BEGIN Extracted records

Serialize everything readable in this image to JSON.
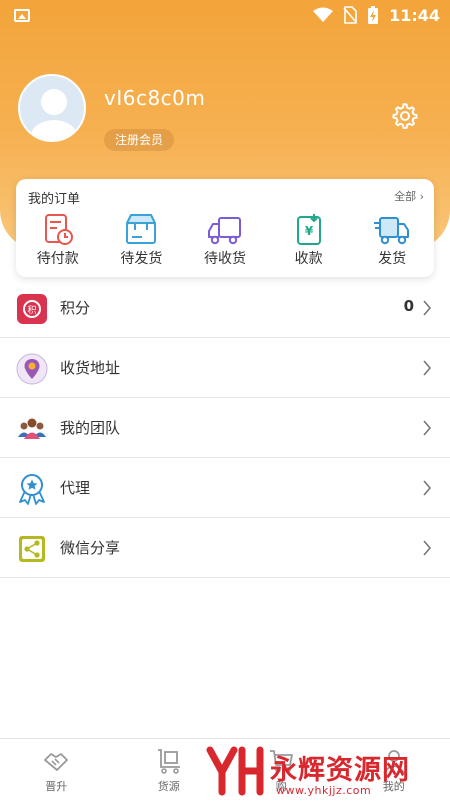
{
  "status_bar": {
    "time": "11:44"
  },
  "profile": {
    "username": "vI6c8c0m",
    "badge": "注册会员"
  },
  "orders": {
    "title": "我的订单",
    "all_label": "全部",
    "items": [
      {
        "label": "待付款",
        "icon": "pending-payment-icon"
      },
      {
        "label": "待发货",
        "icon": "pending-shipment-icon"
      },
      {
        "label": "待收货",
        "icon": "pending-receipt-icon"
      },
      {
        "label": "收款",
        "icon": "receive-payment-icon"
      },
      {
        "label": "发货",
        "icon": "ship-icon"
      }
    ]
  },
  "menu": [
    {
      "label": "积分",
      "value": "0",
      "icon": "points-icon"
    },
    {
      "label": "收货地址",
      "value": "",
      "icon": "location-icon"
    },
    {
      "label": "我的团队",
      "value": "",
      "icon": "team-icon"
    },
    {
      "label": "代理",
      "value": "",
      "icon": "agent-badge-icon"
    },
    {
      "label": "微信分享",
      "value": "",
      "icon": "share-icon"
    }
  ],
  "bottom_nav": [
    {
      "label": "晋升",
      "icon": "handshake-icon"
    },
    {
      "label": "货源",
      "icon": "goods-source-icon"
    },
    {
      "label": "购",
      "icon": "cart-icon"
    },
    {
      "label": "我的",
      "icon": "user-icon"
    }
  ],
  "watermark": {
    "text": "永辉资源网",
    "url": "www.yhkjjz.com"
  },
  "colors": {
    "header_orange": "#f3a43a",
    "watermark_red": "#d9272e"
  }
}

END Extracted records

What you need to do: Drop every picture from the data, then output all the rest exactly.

Answer to this problem:
Serialize everything readable in this image to JSON.
{
  "status_bar": {
    "time": "11:44"
  },
  "profile": {
    "username": "vI6c8c0m",
    "badge": "注册会员"
  },
  "orders": {
    "title": "我的订单",
    "all_label": "全部",
    "items": [
      {
        "label": "待付款",
        "icon": "pending-payment-icon"
      },
      {
        "label": "待发货",
        "icon": "pending-shipment-icon"
      },
      {
        "label": "待收货",
        "icon": "pending-receipt-icon"
      },
      {
        "label": "收款",
        "icon": "receive-payment-icon"
      },
      {
        "label": "发货",
        "icon": "ship-icon"
      }
    ]
  },
  "menu": [
    {
      "label": "积分",
      "value": "0",
      "icon": "points-icon"
    },
    {
      "label": "收货地址",
      "value": "",
      "icon": "location-icon"
    },
    {
      "label": "我的团队",
      "value": "",
      "icon": "team-icon"
    },
    {
      "label": "代理",
      "value": "",
      "icon": "agent-badge-icon"
    },
    {
      "label": "微信分享",
      "value": "",
      "icon": "share-icon"
    }
  ],
  "bottom_nav": [
    {
      "label": "晋升",
      "icon": "handshake-icon"
    },
    {
      "label": "货源",
      "icon": "goods-source-icon"
    },
    {
      "label": "购",
      "icon": "cart-icon"
    },
    {
      "label": "我的",
      "icon": "user-icon"
    }
  ],
  "watermark": {
    "text": "永辉资源网",
    "url": "www.yhkjjz.com"
  },
  "colors": {
    "header_orange": "#f3a43a",
    "watermark_red": "#d9272e"
  }
}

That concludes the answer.